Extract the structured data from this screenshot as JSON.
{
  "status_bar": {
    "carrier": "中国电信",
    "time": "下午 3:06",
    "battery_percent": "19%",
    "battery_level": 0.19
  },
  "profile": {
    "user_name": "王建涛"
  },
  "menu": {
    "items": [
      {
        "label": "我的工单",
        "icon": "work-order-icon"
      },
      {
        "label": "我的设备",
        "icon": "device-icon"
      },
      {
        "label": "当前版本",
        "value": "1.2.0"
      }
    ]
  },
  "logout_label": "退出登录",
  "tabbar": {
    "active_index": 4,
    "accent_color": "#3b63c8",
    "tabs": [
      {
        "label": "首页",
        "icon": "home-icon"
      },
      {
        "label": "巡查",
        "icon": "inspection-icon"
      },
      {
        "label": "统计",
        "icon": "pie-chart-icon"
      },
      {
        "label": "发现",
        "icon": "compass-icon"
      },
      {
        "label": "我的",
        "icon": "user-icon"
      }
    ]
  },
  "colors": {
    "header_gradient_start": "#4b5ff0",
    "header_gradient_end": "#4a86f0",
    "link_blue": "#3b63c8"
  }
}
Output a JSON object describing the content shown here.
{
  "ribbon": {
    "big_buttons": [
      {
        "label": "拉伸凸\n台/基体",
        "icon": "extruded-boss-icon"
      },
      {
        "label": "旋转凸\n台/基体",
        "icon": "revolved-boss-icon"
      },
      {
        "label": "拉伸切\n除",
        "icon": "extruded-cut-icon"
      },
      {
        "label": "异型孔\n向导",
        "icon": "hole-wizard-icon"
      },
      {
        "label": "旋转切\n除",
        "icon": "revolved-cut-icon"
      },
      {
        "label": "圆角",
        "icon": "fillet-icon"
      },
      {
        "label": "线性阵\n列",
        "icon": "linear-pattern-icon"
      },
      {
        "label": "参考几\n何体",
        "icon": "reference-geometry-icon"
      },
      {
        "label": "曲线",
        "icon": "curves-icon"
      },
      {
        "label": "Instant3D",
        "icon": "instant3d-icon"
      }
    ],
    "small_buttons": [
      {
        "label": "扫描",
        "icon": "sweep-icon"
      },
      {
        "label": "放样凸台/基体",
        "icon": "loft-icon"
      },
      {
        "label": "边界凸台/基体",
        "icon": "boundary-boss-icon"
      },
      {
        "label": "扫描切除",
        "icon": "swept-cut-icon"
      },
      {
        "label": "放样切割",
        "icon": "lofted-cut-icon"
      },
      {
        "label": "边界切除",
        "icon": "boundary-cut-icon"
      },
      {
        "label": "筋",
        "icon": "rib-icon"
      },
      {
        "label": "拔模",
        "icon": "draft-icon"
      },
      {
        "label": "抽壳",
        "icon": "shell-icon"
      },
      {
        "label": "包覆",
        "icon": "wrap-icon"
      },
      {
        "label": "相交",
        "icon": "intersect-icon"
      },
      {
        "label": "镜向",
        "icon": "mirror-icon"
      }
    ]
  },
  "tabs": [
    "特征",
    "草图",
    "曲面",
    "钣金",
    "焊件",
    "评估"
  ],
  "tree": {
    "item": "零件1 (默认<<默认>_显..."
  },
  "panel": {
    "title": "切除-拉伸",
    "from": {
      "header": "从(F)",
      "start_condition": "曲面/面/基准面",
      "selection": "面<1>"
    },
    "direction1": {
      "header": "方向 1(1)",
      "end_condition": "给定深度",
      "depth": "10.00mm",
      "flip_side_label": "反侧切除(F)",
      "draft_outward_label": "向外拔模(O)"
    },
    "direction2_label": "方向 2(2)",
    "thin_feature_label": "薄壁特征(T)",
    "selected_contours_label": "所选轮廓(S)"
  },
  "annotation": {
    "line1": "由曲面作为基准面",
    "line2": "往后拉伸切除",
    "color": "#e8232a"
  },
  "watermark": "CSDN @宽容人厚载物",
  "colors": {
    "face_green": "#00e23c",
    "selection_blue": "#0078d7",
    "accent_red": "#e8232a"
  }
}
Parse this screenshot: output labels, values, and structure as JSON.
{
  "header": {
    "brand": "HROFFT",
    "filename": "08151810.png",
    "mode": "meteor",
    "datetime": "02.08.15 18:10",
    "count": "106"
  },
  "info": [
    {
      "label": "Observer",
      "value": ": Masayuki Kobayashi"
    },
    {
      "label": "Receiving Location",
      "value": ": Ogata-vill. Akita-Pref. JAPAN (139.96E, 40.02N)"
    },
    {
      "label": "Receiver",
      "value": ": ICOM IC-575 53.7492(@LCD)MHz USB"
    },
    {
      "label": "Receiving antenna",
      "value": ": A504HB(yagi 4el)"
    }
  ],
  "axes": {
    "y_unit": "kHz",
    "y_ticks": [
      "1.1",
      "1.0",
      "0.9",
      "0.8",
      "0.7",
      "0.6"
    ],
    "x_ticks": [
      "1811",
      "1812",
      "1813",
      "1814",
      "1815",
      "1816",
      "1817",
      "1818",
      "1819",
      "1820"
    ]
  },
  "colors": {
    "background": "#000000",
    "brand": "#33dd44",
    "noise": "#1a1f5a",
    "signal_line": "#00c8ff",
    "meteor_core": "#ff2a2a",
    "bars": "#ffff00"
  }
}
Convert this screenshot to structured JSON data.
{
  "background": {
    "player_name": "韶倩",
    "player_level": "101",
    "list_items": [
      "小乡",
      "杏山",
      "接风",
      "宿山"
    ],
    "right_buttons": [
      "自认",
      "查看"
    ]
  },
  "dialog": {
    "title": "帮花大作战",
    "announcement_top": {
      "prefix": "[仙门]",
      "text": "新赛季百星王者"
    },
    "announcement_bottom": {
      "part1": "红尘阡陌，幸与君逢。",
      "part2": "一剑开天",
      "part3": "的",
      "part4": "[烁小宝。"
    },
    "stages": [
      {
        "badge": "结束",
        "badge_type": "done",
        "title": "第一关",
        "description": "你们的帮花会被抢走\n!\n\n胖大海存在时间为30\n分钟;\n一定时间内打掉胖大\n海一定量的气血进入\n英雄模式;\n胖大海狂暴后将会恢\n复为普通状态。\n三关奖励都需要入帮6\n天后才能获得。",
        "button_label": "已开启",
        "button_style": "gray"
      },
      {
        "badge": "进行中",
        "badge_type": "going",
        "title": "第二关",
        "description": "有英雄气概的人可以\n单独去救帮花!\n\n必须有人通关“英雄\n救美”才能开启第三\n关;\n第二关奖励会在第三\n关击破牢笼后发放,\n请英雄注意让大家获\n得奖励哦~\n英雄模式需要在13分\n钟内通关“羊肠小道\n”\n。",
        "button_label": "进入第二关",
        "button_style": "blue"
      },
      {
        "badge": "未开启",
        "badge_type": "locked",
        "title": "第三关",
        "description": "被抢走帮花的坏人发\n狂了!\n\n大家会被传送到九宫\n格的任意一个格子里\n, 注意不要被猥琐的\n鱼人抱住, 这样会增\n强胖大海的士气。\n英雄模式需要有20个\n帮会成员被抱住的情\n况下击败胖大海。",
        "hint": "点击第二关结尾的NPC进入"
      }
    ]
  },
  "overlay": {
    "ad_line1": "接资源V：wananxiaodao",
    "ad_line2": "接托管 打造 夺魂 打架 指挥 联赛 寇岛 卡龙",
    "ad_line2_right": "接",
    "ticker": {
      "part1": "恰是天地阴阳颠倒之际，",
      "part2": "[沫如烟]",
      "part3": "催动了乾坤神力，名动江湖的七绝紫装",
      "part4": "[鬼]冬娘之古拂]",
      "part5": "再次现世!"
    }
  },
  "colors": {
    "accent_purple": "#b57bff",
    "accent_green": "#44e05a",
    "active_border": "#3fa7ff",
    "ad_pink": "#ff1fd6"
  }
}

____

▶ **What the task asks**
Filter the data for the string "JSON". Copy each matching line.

▶ **Task solution**
Extract the structured data from this screenshot as JSON.
Output a JSON object describing the content shown here.
Parse this screenshot: output labels, values, and structure as JSON.
Convert this screenshot to structured JSON data.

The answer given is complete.